Nuclear Bait and Switch

by , October 10, 2004

President Clinton inherited the Nunn-Lugar Act mandate to assist Russia – financially and technically – dismantle thousands of excess Soviet nukes, to securely store and to peacefully dispose of the hundreds of tons of excess weapons-grade materials recovered thereby. The rationale for Nunn-Lugar was that it was in our national security interests to help the Russians prevent terrorists from getting their hands on Soviet nukes, nuke technologists and nuke-useable materials.

Clinton spent billions of dollars in the name of "nuclear threat reduction." But most of it was spent by the Pentagon on projects that had little or nothing to do with keeping nukes out of the hands of terrorists.

In particular, Clinton used them to get Russia to join us in implementing Article VI – the total disarmament provision – of the Nuclear Non-Proliferation Treaty (NPT).

Clinton’s implementation plan was to get every nation-state to sign the Comprehensive Test Ban Treaty (CTBT). He argued that if nuke tests were prohibited, nukes in existing stockpiles would eventually turn into duds. Furthermore, no new nuke designs – much less new nuke states – could emerge.

Of course, upon taking office, President Bush immediately repudiated the Clinton CTBT-NPT disarmament plan. For all practical purposes, he soon repudiated the International Atomic Energy Agency (IAEA)-NPT Safeguards regime, itself.

You see, not being able to test nukes is not the same as not having nukes. South Africa had produced – before becoming a NPT signatory – six gun-type nukes similar to the one we dropped – untested – on Hiroshima.

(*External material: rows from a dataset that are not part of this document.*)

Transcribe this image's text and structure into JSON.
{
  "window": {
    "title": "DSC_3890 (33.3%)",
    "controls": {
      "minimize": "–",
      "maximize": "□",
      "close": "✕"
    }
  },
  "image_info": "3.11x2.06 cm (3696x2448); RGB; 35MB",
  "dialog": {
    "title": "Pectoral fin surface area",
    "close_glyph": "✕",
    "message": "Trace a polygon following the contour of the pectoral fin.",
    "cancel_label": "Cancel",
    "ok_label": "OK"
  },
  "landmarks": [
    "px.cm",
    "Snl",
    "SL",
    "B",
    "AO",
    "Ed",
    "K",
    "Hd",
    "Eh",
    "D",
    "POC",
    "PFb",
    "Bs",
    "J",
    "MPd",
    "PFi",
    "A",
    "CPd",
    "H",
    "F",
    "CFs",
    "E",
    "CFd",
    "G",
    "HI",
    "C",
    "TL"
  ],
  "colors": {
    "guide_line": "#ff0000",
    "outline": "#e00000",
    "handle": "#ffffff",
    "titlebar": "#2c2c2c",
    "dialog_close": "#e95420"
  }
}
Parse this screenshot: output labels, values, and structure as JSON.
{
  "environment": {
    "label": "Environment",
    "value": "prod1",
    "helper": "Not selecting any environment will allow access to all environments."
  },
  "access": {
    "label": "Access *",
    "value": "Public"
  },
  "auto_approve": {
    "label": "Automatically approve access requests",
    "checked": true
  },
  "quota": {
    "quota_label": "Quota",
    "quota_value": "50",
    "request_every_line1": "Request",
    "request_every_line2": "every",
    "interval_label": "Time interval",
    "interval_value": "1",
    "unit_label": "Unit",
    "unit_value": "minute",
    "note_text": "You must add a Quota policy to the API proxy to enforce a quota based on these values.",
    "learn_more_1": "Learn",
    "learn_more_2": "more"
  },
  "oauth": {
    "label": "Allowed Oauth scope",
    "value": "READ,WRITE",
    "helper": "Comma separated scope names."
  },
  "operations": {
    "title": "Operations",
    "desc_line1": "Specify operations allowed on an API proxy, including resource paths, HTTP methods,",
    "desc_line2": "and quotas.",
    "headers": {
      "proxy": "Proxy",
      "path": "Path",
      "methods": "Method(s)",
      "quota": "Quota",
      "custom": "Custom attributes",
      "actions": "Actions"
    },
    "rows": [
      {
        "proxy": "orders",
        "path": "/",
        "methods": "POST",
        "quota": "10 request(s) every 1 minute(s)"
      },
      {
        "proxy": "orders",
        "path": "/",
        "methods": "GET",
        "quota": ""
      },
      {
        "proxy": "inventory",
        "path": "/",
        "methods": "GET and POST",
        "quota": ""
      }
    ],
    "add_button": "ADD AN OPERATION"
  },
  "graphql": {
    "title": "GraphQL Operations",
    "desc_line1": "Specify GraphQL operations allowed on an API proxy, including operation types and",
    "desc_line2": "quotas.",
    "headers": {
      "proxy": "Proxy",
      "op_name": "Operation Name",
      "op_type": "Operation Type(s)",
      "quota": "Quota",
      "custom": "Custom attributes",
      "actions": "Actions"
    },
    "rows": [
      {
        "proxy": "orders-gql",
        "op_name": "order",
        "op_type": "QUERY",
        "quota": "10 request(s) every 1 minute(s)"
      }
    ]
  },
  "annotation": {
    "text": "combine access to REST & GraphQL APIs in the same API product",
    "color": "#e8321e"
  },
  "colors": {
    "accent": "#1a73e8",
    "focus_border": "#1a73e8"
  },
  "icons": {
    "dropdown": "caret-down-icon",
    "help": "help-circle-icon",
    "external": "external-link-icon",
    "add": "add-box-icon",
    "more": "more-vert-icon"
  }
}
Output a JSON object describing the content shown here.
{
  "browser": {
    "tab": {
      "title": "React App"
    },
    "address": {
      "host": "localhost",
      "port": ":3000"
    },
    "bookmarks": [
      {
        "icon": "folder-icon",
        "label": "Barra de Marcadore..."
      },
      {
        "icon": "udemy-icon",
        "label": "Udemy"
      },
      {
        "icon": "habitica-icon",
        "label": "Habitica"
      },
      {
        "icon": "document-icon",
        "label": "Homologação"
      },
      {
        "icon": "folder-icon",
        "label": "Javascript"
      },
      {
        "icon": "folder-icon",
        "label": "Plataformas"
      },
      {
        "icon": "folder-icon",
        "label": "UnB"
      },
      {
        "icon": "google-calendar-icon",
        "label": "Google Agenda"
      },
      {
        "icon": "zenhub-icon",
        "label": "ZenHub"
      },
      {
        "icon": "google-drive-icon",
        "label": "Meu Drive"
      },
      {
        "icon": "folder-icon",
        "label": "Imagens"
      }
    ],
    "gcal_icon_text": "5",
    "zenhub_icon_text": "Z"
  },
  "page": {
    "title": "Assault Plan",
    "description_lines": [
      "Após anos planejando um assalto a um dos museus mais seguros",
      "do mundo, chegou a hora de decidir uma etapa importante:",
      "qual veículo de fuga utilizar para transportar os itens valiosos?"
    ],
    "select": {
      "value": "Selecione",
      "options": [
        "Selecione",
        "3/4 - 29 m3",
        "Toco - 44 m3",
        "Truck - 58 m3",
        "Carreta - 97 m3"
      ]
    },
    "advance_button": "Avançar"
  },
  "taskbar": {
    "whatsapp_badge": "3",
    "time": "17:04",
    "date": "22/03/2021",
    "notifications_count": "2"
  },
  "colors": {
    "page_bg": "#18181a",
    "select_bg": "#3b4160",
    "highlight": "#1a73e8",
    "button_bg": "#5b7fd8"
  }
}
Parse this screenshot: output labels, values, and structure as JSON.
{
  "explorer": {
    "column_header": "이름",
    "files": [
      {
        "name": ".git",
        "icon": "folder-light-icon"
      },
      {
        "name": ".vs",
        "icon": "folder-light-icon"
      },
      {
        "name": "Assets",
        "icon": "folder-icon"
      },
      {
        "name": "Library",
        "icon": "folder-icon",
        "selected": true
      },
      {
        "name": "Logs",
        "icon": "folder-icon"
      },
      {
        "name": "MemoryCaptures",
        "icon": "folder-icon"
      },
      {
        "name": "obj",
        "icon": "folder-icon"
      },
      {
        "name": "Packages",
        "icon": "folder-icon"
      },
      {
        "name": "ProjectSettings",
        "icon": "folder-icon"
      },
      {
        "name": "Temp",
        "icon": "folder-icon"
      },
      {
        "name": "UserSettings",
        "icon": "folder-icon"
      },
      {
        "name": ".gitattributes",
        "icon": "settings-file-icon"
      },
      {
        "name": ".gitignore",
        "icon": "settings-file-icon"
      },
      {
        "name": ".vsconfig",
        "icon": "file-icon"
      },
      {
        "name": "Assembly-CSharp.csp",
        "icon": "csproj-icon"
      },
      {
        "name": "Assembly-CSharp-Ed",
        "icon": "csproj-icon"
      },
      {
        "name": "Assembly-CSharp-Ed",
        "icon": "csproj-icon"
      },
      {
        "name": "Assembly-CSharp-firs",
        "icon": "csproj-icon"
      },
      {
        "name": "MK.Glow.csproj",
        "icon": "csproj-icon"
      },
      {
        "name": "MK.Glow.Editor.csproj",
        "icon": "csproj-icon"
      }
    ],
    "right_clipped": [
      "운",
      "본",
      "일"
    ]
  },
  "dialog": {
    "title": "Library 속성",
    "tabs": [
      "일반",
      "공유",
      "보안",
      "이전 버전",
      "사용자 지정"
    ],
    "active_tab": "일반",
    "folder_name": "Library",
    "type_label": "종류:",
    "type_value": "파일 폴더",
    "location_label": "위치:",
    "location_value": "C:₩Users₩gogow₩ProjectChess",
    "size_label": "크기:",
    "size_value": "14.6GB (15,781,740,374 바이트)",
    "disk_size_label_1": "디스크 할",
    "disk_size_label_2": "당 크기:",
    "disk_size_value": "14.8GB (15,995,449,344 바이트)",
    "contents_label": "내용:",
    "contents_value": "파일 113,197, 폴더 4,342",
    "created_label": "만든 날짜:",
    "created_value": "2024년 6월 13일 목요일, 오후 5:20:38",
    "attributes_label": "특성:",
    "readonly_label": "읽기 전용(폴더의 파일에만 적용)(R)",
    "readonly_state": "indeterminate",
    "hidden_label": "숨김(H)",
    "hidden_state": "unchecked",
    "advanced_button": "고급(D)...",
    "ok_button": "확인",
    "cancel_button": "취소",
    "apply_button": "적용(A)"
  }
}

Israel is widely believed to have several hundred nukes, but – so far as we know – has never tested one. Pakistan was suspected of having nukes for at least a decade before actually testing several of them in 1998.

And not having nukes is not the same as having the capability to produce nukes.

All NPT signatories have an "inalienable right" to acquire any and all nuclear technology. The International Atomic Energy Agency was given the job of ensuring that the nuclear technology so acquired was used for peaceful purposes only.

By 1993, it was realized that countries like Iraq, Iran and possibly North Korea might feel threatened and attempt to game the NPT-IAEA Safeguards system: to declare the peaceful nuclear equipment and activities, but to not declare the non-nuclear dual-use activities needed to actually produce nukes.

Hence, the IAEA needed authority to conduct unannounced inspections at suspect – but undeclared – sites as well. The additional authority was to be provided by an Additional Protocol to the existing IAEA-NPT Safeguards Agreement.

So, when Bush took office, Iraq and North Korea were already subject to what amounted to an Additional Protocol and Iran had agreed to negotiate one with the IAEA.

Well, that presented a problem.

You see, for a least a decade, the neo-crazies had wanted to inflict regime change on oil-rich Iran and Iraq, as well as a few oil-poor countries, such as North Korea. But public opinion polls told them they wouldn’t be allowed to invade a country unless the American electorate could be convinced that the country to be invaded was on the verge of providing nukes to terrorists for use against Americans.

Well, according to Bush, getting Congress to vote for Operation Bait & Switch back in October of 2002 was easy. After all, Congress only authorized him to go to war as a last resort, if the threat to America was imminent and all diplomatic efforts had failed to remove the threat.

However, getting you to believe that Saddam Hussein would have nukes within a few months that he intended to give to al-Qaeda turned out to be "hard work." Especially since IAEA Director General ElBaradei reported to the UN Security Council just days before Bush launched Operation Bait & Switch that: “As of 17 March 2003, the IAEA had found no evidence or plausible indication of the revival of a nuclear weapons program in Iraq.”

But even Bush couldn’t have baited you with a nonexistent nuke terrorist threat without the coordinated assistance of a host of neo-crazies – in and out of government – and their media sycophants.

However, Bush now has a problem. How to convince you that the invasion and occupation of Iran is necessary? That Iran is on the verge of providing nukes to terrorists for use against you?

Well, by continuing to insist right through the election that Saddam Hussein was on the verge of providing nukes to al-Qaeda for use against you. Surely you’re not going to take the word of Mohamed ElBaradei, or Scott Ritter, or David Kay, or Charles Duelfer that he wasn’t.

Read more by Gordon Prather